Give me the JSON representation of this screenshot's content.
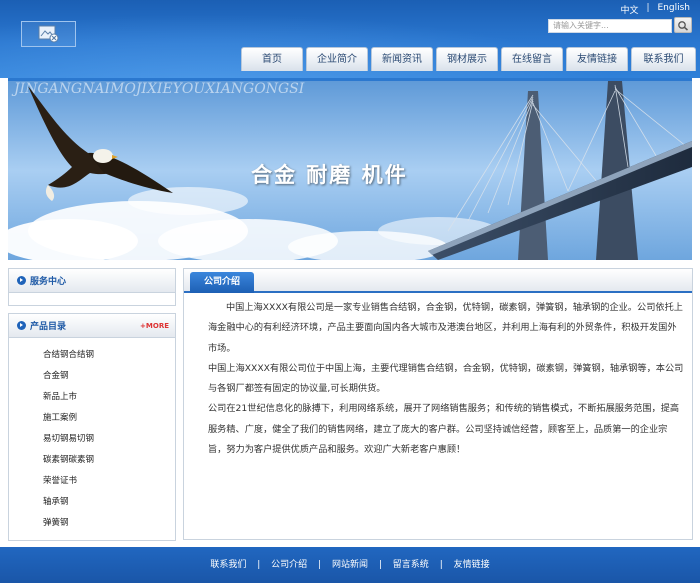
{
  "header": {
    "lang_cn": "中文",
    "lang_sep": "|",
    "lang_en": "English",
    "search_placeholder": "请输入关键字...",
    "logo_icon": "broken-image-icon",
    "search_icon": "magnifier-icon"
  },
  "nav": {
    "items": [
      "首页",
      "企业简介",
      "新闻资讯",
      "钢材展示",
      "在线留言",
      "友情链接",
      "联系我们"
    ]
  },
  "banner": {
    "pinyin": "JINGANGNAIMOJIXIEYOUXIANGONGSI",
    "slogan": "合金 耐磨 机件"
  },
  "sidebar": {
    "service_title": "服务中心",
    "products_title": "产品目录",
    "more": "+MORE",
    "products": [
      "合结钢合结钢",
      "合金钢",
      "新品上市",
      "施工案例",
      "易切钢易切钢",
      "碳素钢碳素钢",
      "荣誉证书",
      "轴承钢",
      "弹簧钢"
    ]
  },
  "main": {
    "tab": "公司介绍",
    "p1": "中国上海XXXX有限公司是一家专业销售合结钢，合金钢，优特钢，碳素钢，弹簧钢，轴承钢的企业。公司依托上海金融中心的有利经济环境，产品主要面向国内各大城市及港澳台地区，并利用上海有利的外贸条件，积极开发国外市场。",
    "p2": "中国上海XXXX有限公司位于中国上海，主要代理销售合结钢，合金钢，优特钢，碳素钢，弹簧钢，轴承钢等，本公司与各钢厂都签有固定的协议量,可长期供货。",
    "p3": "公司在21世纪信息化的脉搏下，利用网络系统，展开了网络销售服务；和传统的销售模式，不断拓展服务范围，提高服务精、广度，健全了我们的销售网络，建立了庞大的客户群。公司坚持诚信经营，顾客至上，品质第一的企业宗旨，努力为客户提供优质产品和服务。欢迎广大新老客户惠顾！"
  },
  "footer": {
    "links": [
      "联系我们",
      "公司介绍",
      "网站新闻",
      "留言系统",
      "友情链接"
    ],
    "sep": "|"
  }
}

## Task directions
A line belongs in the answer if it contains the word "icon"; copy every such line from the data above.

## Task answer
    "logo_icon": "broken-image-icon",
    "search_icon": "magnifier-icon"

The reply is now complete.